He was not originally included on the roster of speakers at the National Day of Prayer at the White House, but Rabbi Yisroel Goldstein, heroic senior rabbi of Chabad of Poway, drew tears from his listeners and words of grateful appreciation from President Donald Trump when the president spontaneously called him up to share his message of pride and strength in the face of evil. In the words of the president: “There was no one who expressed the horror and beauty of what you represent better than you did.”
By: Menachem Posner
Speaking with bandages on his hands and bags under his eyes following the harrowing anti-Semitic shooting at his synagogue last Saturday that resulted in the death of congregant Lori Gilbert Kaye, two others injured, and the loss of one of the rabbi’s fingers, Goldstein quoted the Rebbe, Rabbi Menachem M. Schneerson, of righteous memory, who so often spoke of the vital need for moral education in American society. He noted how in the early 1980s, not long after the assassination attempt on President Ronald Reagan, the Rebbe began speaking of the dire importance of making a daily Moment of Silence a standard practice in public schools across the nation.

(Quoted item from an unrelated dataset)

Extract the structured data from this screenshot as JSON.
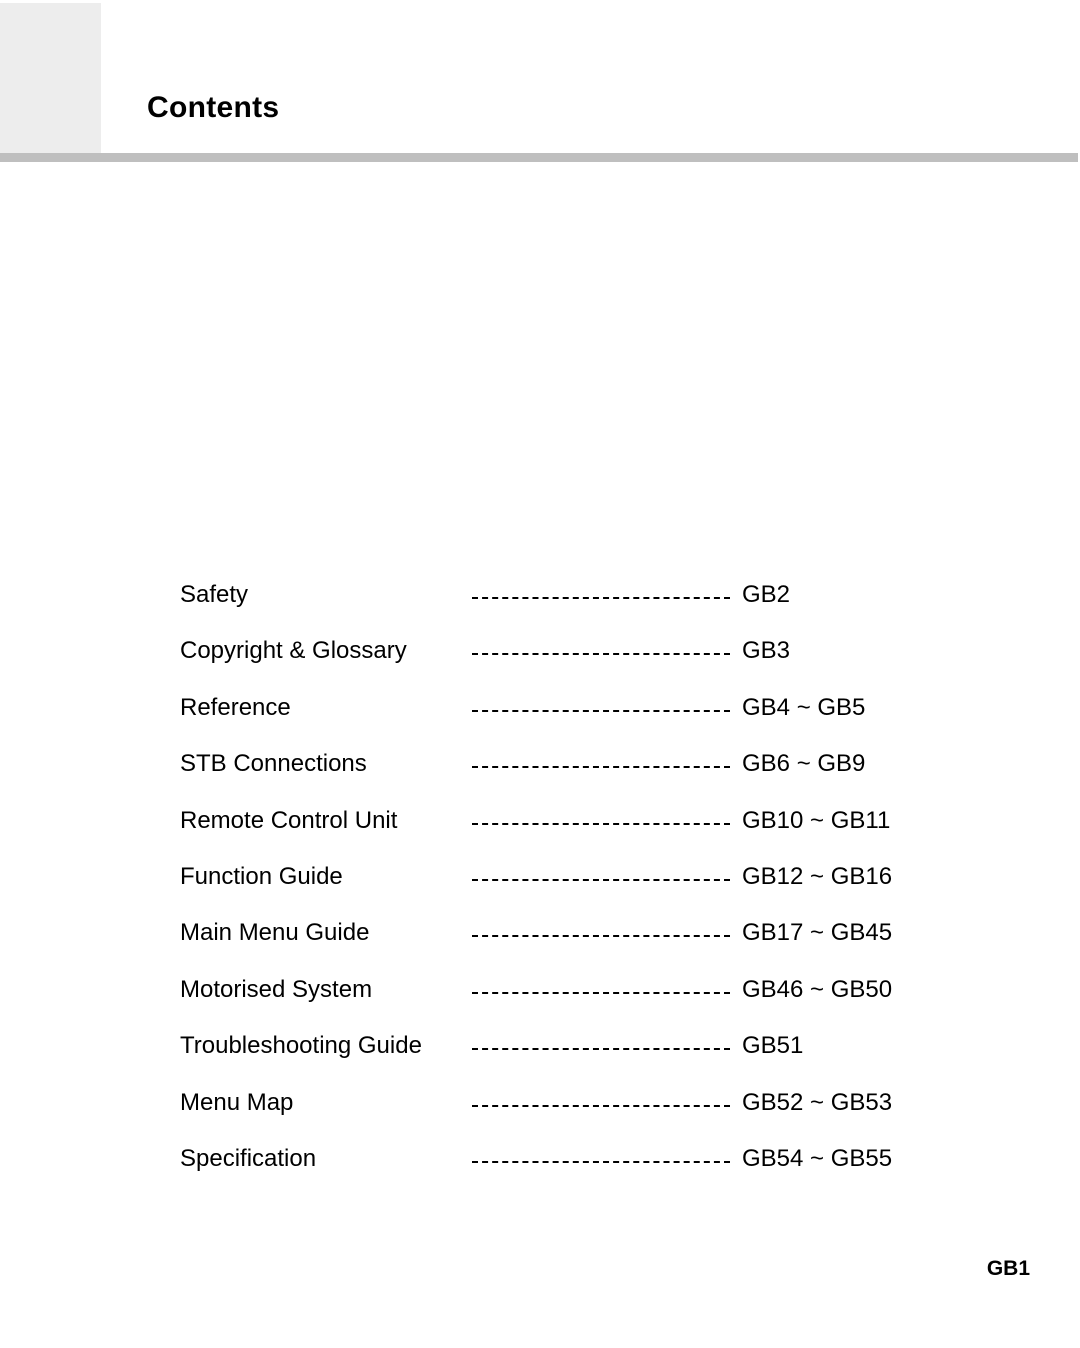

“Just five days ago,” said the rabbi, “Saturday morning, I faced evil and . . . darkness . . . right in our own house of worship, right at Chabad of Poway. I faced [the killer] and I had to make a decision. Do I run and hide or do I stand tall and fight and protect all those who are there? We cannot control what others do, but we can control how we react. My dear rebbe, Rabbi Menachem Mendel Schneerson, taught me, that the way we react to darkness is with light. It was that moment that I made a decision, no matter what happens to me, I’m going to save as many people as possible. I should have been dead … The Rebbe taught me that as a Jew, you are a soldier of G d, you need to stand tall and stand fast do what it takes to change the world.
“My life has changed forever,” he continued, “but it changed so that I can make change, and that I can teach others to be mighty and tall. Many have asked me, ‘Rabbi, where do we go from here?’ … My response is what the Rebbe [said] when President Ronald Reagan was shot. The Rebbe said we need to go back to the basics and introduce a Moment of Silence in all public schools so that children from early childhood on can recognize that there is more good to the world, that they are valuable, there is accountability and every human being is created in G d’s image. If something good will come out of this terrible, terrible horrific event, let us bring a Moment of Silence to our public school system … ”
A Personal Request for a Moment of Silence in Schools
In addition to several Chabad-Lubavitch rabbis, Goldstein was accompanied by congregants and fellow heroes of the attack, Oscar Stewart, the combat veteran who chased the shooter from the synagogue; and Jonathan Morales, the off-duty border-patrol agent who took up the chase and managed to shoot the attacker’s car several times.
The president asked both men to share a few words. Like his rabbi, Morales quoted the Rebbe and asked his audience to increase in mitzvah observance and acts of goodness and kindness.
Following the rabbi’s emotional remarks, the president thanked him, saying that “truly your courage and grace and devotion touches every heart and soul in America.”
Before the National Day of Prayer gathering in the Rose Garden, Goldstein met President Trump in the Oval Office for a discussion that focused on how the next generation of young people could be influenced for good. “I asked him for a personal favor,” Goldstein told reporters gathered on the White House driveway. He described the Rebbe’s vision for a Moment of Silence: “To be able to introduce our children, at a very young age, to know that they are created in G d’s image, they are valuable, other human beings are valuable. There’s accountability; there’s a higher Deity.”
“I pray and I hope that from the darkness of this, a lot of good will happen.” (Chabad.org)